Costing the Beef

Those who work the hardest, day in and day out, are often the least rewarded, financially? I say that, seeing images of a farmer out the corner of my eye.

Those who work the hardest, day in and day out, are often the least rewarded, financially?
I say that, seeing images of a farmer out the corner of my eye. And I could stray into other professions and businesses and name hardworking caregivers, teachers and the like, but I want to focus on what our farm community provides and what that costs.
Just this morning, Wednesday, July 8, I heard CBC Winnipeg morning show host interviewing consumers regarding how they felt about the cost of beef at the stores.
The recent price climb of cattle at auction marts around the country is being used as an excuse for a great rise in price over the counter.
Of course, summer is always the best time to slap a hunk of steak on the barbecue grill, so the price in the stores usually rises a little in June and July. And, that is nice, because for many beef producers, their ‘fats’ are hitting the market in early summer as well, so they will get $0.05 per pound more for their cattle, perhaps.
But I want to remind consumers that while the price you pay in the store will shadow the rising live cattle and rail carcass prices, there are a lot of middlemen between agricultural producers and consumers.
From a raw product state (the live steer) to the plastic wrapping in the grocery store cooler, every time a product is handled or in some cases virtually handled, a percentage of cost is added.

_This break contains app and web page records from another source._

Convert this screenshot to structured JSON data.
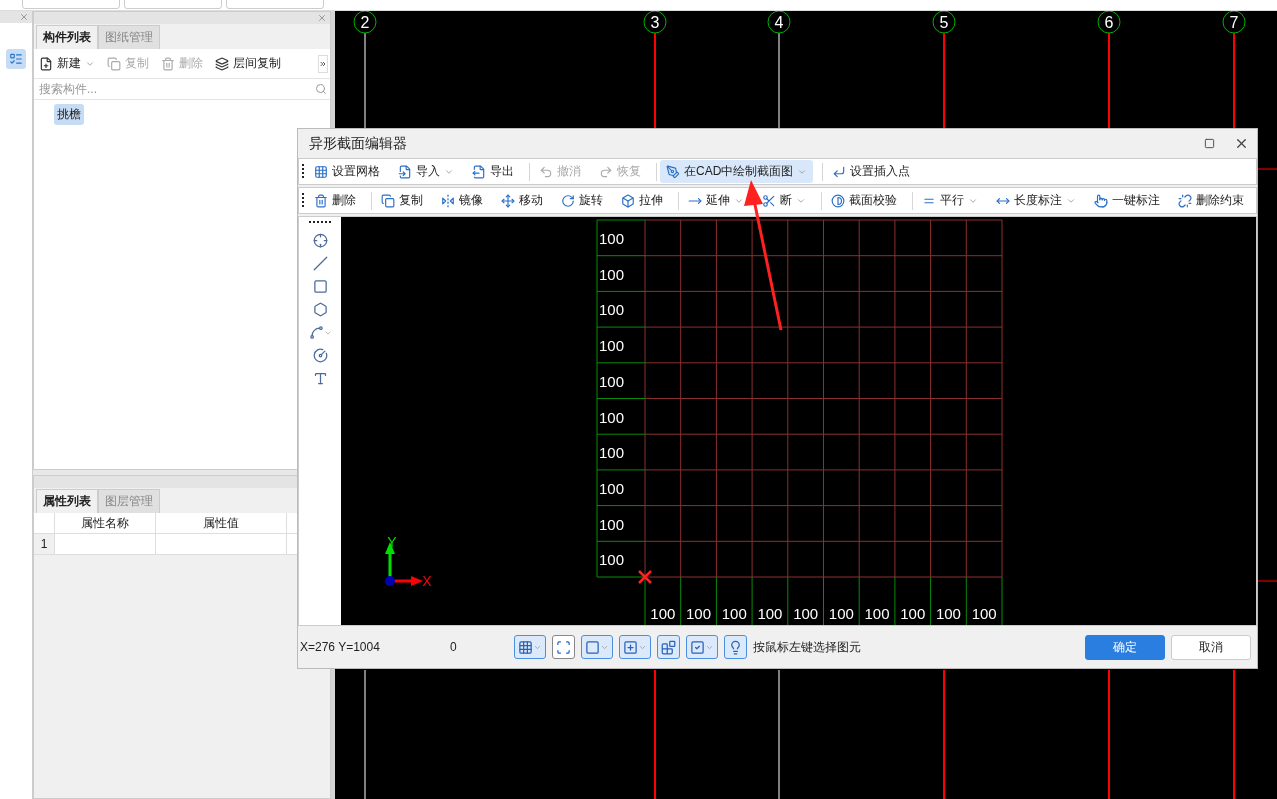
{
  "component_panel": {
    "tabs": [
      {
        "label": "构件列表",
        "selected": true
      },
      {
        "label": "图纸管理",
        "selected": false
      }
    ],
    "toolbar": [
      {
        "kind": "new",
        "label": "新建",
        "dropdown": true,
        "disabled": false
      },
      {
        "kind": "copy",
        "label": "复制",
        "dropdown": false,
        "disabled": true
      },
      {
        "kind": "delete",
        "label": "删除",
        "dropdown": false,
        "disabled": true
      },
      {
        "kind": "layers",
        "label": "层间复制",
        "dropdown": false,
        "disabled": false
      }
    ],
    "search": {
      "placeholder": "搜索构件..."
    },
    "tree": [
      {
        "label": "挑檐",
        "selected": true
      }
    ]
  },
  "property_panel": {
    "tabs": [
      {
        "label": "属性列表",
        "selected": true
      },
      {
        "label": "图层管理",
        "selected": false
      }
    ],
    "columns": [
      "属性名称",
      "属性值"
    ],
    "rows": [
      {
        "number": "1"
      }
    ]
  },
  "cad_canvas": {
    "axes": [
      {
        "label": "2",
        "color": "#808080"
      },
      {
        "label": "3",
        "color": "#ff0000"
      },
      {
        "label": "4",
        "color": "#808080"
      },
      {
        "label": "5",
        "color": "#ff0000"
      },
      {
        "label": "6",
        "color": "#ff0000"
      },
      {
        "label": "7",
        "color": "#ff0000"
      }
    ]
  },
  "dialog": {
    "title": "异形截面编辑器",
    "toolbar_1": [
      [
        {
          "kind": "grid",
          "label": "设置网格",
          "dropdown": false,
          "disabled": false,
          "active": false
        },
        {
          "kind": "import",
          "label": "导入",
          "dropdown": true,
          "disabled": false,
          "active": false
        },
        {
          "kind": "export",
          "label": "导出",
          "dropdown": false,
          "disabled": false,
          "active": false
        }
      ],
      [
        {
          "kind": "undo",
          "label": "撤消",
          "dropdown": false,
          "disabled": true,
          "active": false
        },
        {
          "kind": "redo",
          "label": "恢复",
          "dropdown": false,
          "disabled": true,
          "active": false
        }
      ],
      [
        {
          "kind": "cad",
          "label": "在CAD中绘制截面图",
          "dropdown": true,
          "disabled": false,
          "active": true
        }
      ],
      [
        {
          "kind": "insert",
          "label": "设置插入点",
          "dropdown": false,
          "disabled": false,
          "active": false
        }
      ]
    ],
    "toolbar_2": [
      [
        {
          "kind": "delete",
          "label": "删除",
          "dropdown": false,
          "disabled": false,
          "active": false
        }
      ],
      [
        {
          "kind": "copy",
          "label": "复制",
          "dropdown": false,
          "disabled": false,
          "active": false
        },
        {
          "kind": "mirror",
          "label": "镜像",
          "dropdown": false,
          "disabled": false,
          "active": false
        },
        {
          "kind": "move",
          "label": "移动",
          "dropdown": false,
          "disabled": false,
          "active": false
        },
        {
          "kind": "rotate",
          "label": "旋转",
          "dropdown": false,
          "disabled": false,
          "active": false
        },
        {
          "kind": "stretch",
          "label": "拉伸",
          "dropdown": false,
          "disabled": false,
          "active": false
        }
      ],
      [
        {
          "kind": "extend",
          "label": "延伸",
          "dropdown": true,
          "disabled": false,
          "active": false
        },
        {
          "kind": "break",
          "label": "断",
          "dropdown": true,
          "disabled": false,
          "active": false
        }
      ],
      [
        {
          "kind": "check",
          "label": "截面校验",
          "dropdown": false,
          "disabled": false,
          "active": false
        }
      ],
      [
        {
          "kind": "parallel",
          "label": "平行",
          "dropdown": true,
          "disabled": false,
          "active": false
        },
        {
          "kind": "dimension",
          "label": "长度标注",
          "dropdown": true,
          "disabled": false,
          "active": false
        },
        {
          "kind": "autodim",
          "label": "一键标注",
          "dropdown": false,
          "disabled": false,
          "active": false
        },
        {
          "kind": "unconstrain",
          "label": "删除约束",
          "dropdown": false,
          "disabled": false,
          "active": false
        }
      ]
    ],
    "tools": [
      {
        "kind": "point",
        "dropdown": false
      },
      {
        "kind": "line",
        "dropdown": false
      },
      {
        "kind": "rect",
        "dropdown": false
      },
      {
        "kind": "polygon",
        "dropdown": false
      },
      {
        "kind": "arc",
        "dropdown": true
      },
      {
        "kind": "circle",
        "dropdown": false
      },
      {
        "kind": "text",
        "dropdown": false
      }
    ],
    "grid": {
      "row_labels": [
        "100",
        "100",
        "100",
        "100",
        "100",
        "100",
        "100",
        "100",
        "100",
        "100"
      ],
      "column_labels": [
        "100",
        "100",
        "100",
        "100",
        "100",
        "100",
        "100",
        "100",
        "100",
        "100"
      ]
    },
    "axis_labels": {
      "x": "X",
      "y": "Y"
    },
    "status": {
      "coordinates": "X=276 Y=1004",
      "value": "0",
      "hint": "按鼠标左键选择图元"
    },
    "status_tools": [
      {
        "kind": "grid",
        "dropdown": true,
        "on": true
      },
      {
        "kind": "ortho",
        "dropdown": false,
        "on": false
      },
      {
        "kind": "snap",
        "dropdown": true,
        "on": true
      },
      {
        "kind": "offset",
        "dropdown": true,
        "on": true
      },
      {
        "kind": "blocks",
        "dropdown": false,
        "on": true
      },
      {
        "kind": "check",
        "dropdown": true,
        "on": true
      },
      {
        "kind": "bulb",
        "dropdown": false,
        "on": true
      }
    ],
    "buttons": [
      {
        "label": "确定",
        "primary": true
      },
      {
        "label": "取消",
        "primary": false
      }
    ]
  }
}
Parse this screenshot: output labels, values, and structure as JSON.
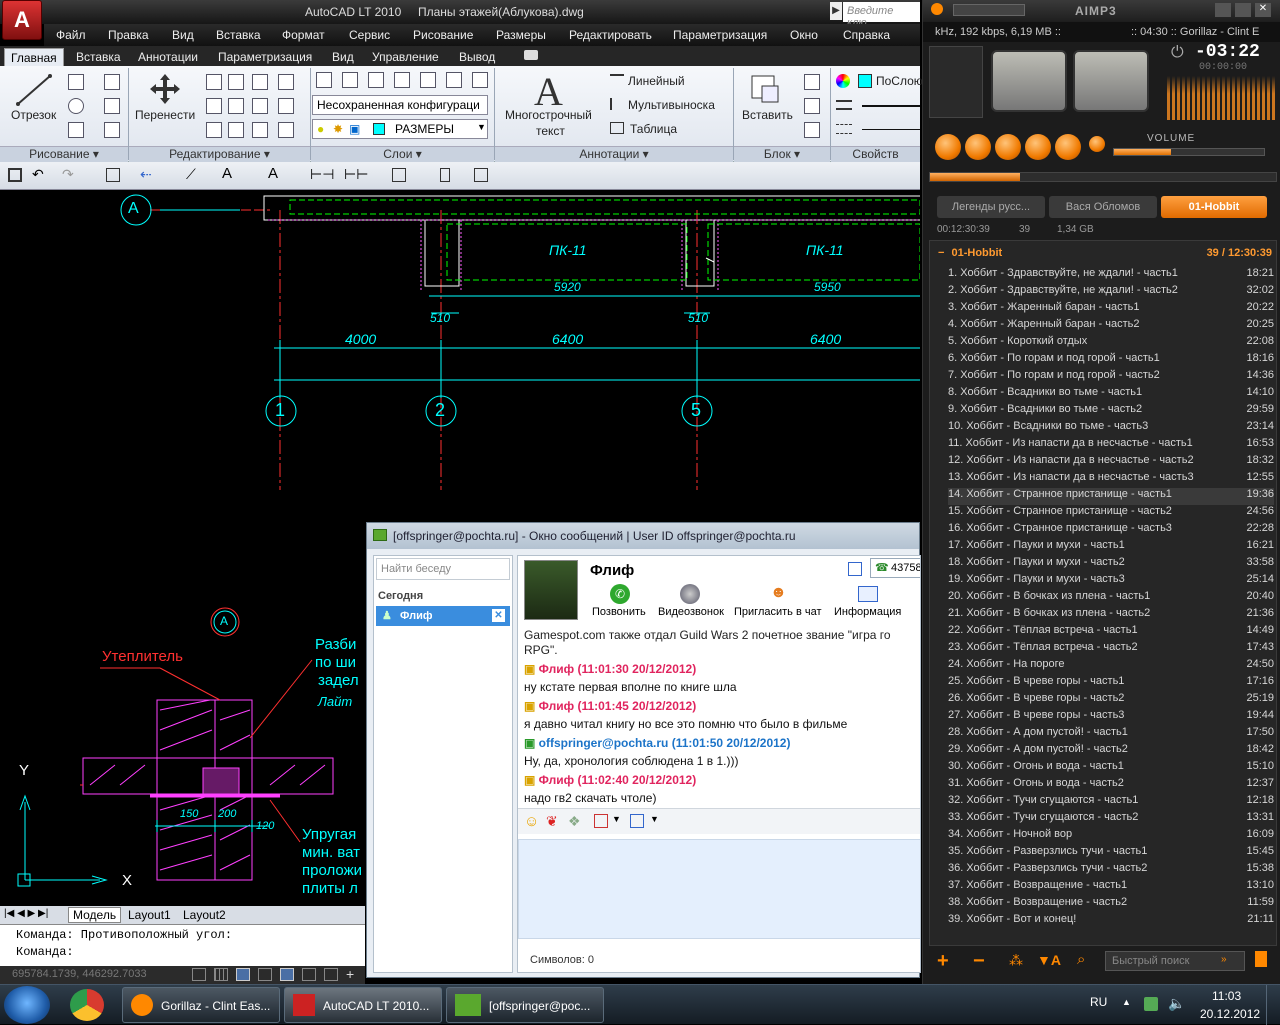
{
  "acad": {
    "title": "AutoCAD LT 2010",
    "filename": "Планы этажей(Аблукова).dwg",
    "search_placeholder": "Введите клю",
    "logo_letter": "A",
    "menu": [
      "Файл",
      "Правка",
      "Вид",
      "Вставка",
      "Формат",
      "Сервис",
      "Рисование",
      "Размеры",
      "Редактировать",
      "Параметризация",
      "Окно",
      "Справка"
    ],
    "tabs": [
      "Главная",
      "Вставка",
      "Аннотации",
      "Параметризация",
      "Вид",
      "Управление",
      "Вывод"
    ],
    "panels": {
      "draw": "Рисование",
      "modify": "Редактирование",
      "layers": "Слои",
      "annotation": "Аннотации",
      "block": "Блок",
      "properties": "Свойств"
    },
    "buttons": {
      "line": "Отрезок",
      "move": "Перенести",
      "mtext_1": "Многострочный",
      "mtext_2": "текст",
      "linear": "Линейный",
      "multileader": "Мультивыноска",
      "table": "Таблица",
      "insert": "Вставить",
      "bylayer": "ПоСлою"
    },
    "layer_config": "Несохраненная конфигураци",
    "layer_current": "РАЗМЕРЫ",
    "drawing": {
      "labels_pk": [
        "ПК-11",
        "ПК-11"
      ],
      "dims_top": [
        "5920",
        "5950"
      ],
      "dims_small": [
        "510",
        "510"
      ],
      "dims_main": [
        "4000",
        "6400",
        "6400"
      ],
      "axes": [
        "1",
        "2",
        "5"
      ],
      "axis_a": "А",
      "callout_a": "A",
      "note_insulation": "Утеплитель",
      "note_right_1": "Разби",
      "note_right_2": "по ши",
      "note_right_3": "задел",
      "note_right_4": "Лайт",
      "note_elastic_1": "Упругая",
      "note_elastic_2": "мин. ват",
      "note_elastic_3": "проложи",
      "note_elastic_4": "плиты л",
      "dim_150": "150",
      "dim_200": "200",
      "dim_120": "120",
      "ucs_x": "X",
      "ucs_y": "Y"
    },
    "layout_tabs": [
      "Модель",
      "Layout1",
      "Layout2"
    ],
    "command_lines": [
      "Команда: Противоположный угол:",
      "Команда:"
    ],
    "coords": "695784.1739, 446292.7033"
  },
  "messenger": {
    "title": "[offspringer@pochta.ru] - Окно сообщений | User ID offspringer@pochta.ru",
    "search_placeholder": "Найти беседу",
    "group_label": "Сегодня",
    "contact": "Флиф",
    "contact_name": "Флиф",
    "counter": "43758",
    "actions": [
      "Позвонить",
      "Видеозвонок",
      "Пригласить в чат",
      "Информация"
    ],
    "partial_line_1": "Gamespot.com также отдал Guild Wars 2 почетное звание \"игра го",
    "partial_line_2": "RPG\".",
    "messages": [
      {
        "sender": "Флиф (11:01:30 20/12/2012)",
        "text": "ну кстате первая вполне по книге шла",
        "self": false
      },
      {
        "sender": "Флиф (11:01:45 20/12/2012)",
        "text": "я давно читал книгу но все это помню что было в фильме",
        "self": false
      },
      {
        "sender": "offspringer@pochta.ru (11:01:50 20/12/2012)",
        "text": "Ну, да, хронология соблюдена 1 в 1.)))",
        "self": true
      },
      {
        "sender": "Флиф (11:02:40 20/12/2012)",
        "text": "надо гв2 скачать чтоле)",
        "self": false
      }
    ],
    "char_count_label": "Символов:",
    "char_count": "0"
  },
  "aimp": {
    "logo": "AIMP3",
    "info": "kHz, 192 kbps, 6,19 MB ::",
    "now_playing": ":: 04:30 :: Gorillaz - Clint E",
    "time": "-03:22",
    "time_sub": "00:00:00",
    "volume_label": "VOLUME",
    "playlist_tabs": [
      "Легенды русс...",
      "Вася Обломов",
      "01-Hobbit"
    ],
    "playlist_stats": [
      "00:12:30:39",
      "39",
      "1,34 GB"
    ],
    "group": "01-Hobbit",
    "group_info": "39 / 12:30:39",
    "quick_search": "Быстрый поиск",
    "tracks": [
      [
        "1. Хоббит - Здравствуйте, не ждали! - часть1",
        "18:21"
      ],
      [
        "2. Хоббит - Здравствуйте, не ждали! - часть2",
        "32:02"
      ],
      [
        "3. Хоббит - Жаренный баран - часть1",
        "20:22"
      ],
      [
        "4. Хоббит - Жаренный баран - часть2",
        "20:25"
      ],
      [
        "5. Хоббит - Короткий отдых",
        "22:08"
      ],
      [
        "6. Хоббит - По горам и под горой - часть1",
        "18:16"
      ],
      [
        "7. Хоббит - По горам и под горой - часть2",
        "14:36"
      ],
      [
        "8. Хоббит - Всадники во тьме - часть1",
        "14:10"
      ],
      [
        "9. Хоббит - Всадники во тьме - часть2",
        "29:59"
      ],
      [
        "10. Хоббит - Всадники во тьме - часть3",
        "23:14"
      ],
      [
        "11. Хоббит - Из напасти да в несчастье - часть1",
        "16:53"
      ],
      [
        "12. Хоббит - Из напасти да в несчастье - часть2",
        "18:32"
      ],
      [
        "13. Хоббит - Из напасти да в несчастье - часть3",
        "12:55"
      ],
      [
        "14. Хоббит - Странное пристанище - часть1",
        "19:36"
      ],
      [
        "15. Хоббит - Странное пристанище - часть2",
        "24:56"
      ],
      [
        "16. Хоббит - Странное пристанище - часть3",
        "22:28"
      ],
      [
        "17. Хоббит - Пауки и мухи - часть1",
        "16:21"
      ],
      [
        "18. Хоббит - Пауки и мухи - часть2",
        "33:58"
      ],
      [
        "19. Хоббит - Пауки и мухи - часть3",
        "25:14"
      ],
      [
        "20. Хоббит - В бочках из плена - часть1",
        "20:40"
      ],
      [
        "21. Хоббит - В бочках из плена - часть2",
        "21:36"
      ],
      [
        "22. Хоббит - Тёплая встреча - часть1",
        "14:49"
      ],
      [
        "23. Хоббит - Тёплая встреча - часть2",
        "17:43"
      ],
      [
        "24. Хоббит - На пороге",
        "24:50"
      ],
      [
        "25. Хоббит - В чреве горы - часть1",
        "17:16"
      ],
      [
        "26. Хоббит - В чреве горы - часть2",
        "25:19"
      ],
      [
        "27. Хоббит - В чреве горы - часть3",
        "19:44"
      ],
      [
        "28. Хоббит - А дом пустой! - часть1",
        "17:50"
      ],
      [
        "29. Хоббит - А дом пустой! - часть2",
        "18:42"
      ],
      [
        "30. Хоббит - Огонь и вода - часть1",
        "15:10"
      ],
      [
        "31. Хоббит - Огонь и вода - часть2",
        "12:37"
      ],
      [
        "32. Хоббит - Тучи сгущаются - часть1",
        "12:18"
      ],
      [
        "33. Хоббит - Тучи сгущаются - часть2",
        "13:31"
      ],
      [
        "34. Хоббит - Ночной вор",
        "16:09"
      ],
      [
        "35. Хоббит - Разверзлись тучи - часть1",
        "15:45"
      ],
      [
        "36. Хоббит - Разверзлись тучи - часть2",
        "15:38"
      ],
      [
        "37. Хоббит - Возвращение - часть1",
        "13:10"
      ],
      [
        "38. Хоббит - Возвращение - часть2",
        "11:59"
      ],
      [
        "39. Хоббит - Вот и конец!",
        "21:11"
      ]
    ],
    "selected_index": 13
  },
  "taskbar": {
    "items": [
      "Gorillaz - Clint Eas...",
      "AutoCAD LT 2010...",
      "[offspringer@poc..."
    ],
    "lang": "RU",
    "time": "11:03",
    "date": "20.12.2012"
  },
  "colors": {
    "cad_cyan": "#00ffff",
    "cad_red": "#ff2020",
    "cad_magenta": "#ff40ff",
    "aimp_orange": "#f07a00",
    "flif_red": "#e0245e",
    "self_blue": "#1c74c8"
  }
}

But the money a farmer receives has little to do with the cost in the store.
Take a loaf of bread for example: One bushel can produce about 100 loaves of bread. At $8 per bushel, (roughly) that means there is $0.08 worth of wheat in a loaf of bread which you may pay $2.50 for at the store.
According to Statistics Canada, stewing beef rose from $10.55 per kg in May of 2011, to $16.94 in May 2015. That is a 50 percent increase and that translates into a cost of $37.30 per pound this May.
But keep in mind that the live steer, as Auctioneer Brock Taylor pointed out at the 4-H calf sale, is selling for about $1.90 per pound this week - nowhere close to the per/pound rise in the stores.
Just looking at bread and beef, you can see that even if the farmer received double for his product, it shouldn’t rise doubly at the store.
I mean, with eight cents worth of wheat in a loaf of bread, if the wheat price doubled that would put bread up by 8¢.
The cost of the raw product is fairly unrelated, in my opinion, to the price on the grocery shelf. But as the price of these commodities rise, somehow, the trucking/investor/ packaging/retail industry takes it as a cue to hike the price of the fi nished product.
With the retail price of beef rising by three times over four years, or about $6.40 per kg in the stewing beef example, keep in mind the live weight price of beef only rose by $1 per pound, or $2.2 per kg.
Why the disparity? According to Stats Canada, hamburger took the smallest jump in the stores and sirloin steak rose about $8 per kg. However, do the math yourself, if you can recall what you paid for steak four years ago. Is sirloin steak selling for $24.22 per kg here in Virden? Don’t blame your agricultural community. Be glad for them as they receive a well deserved price lift. And realize that others on the production line received larger raises - across the board - for Canadian commodities.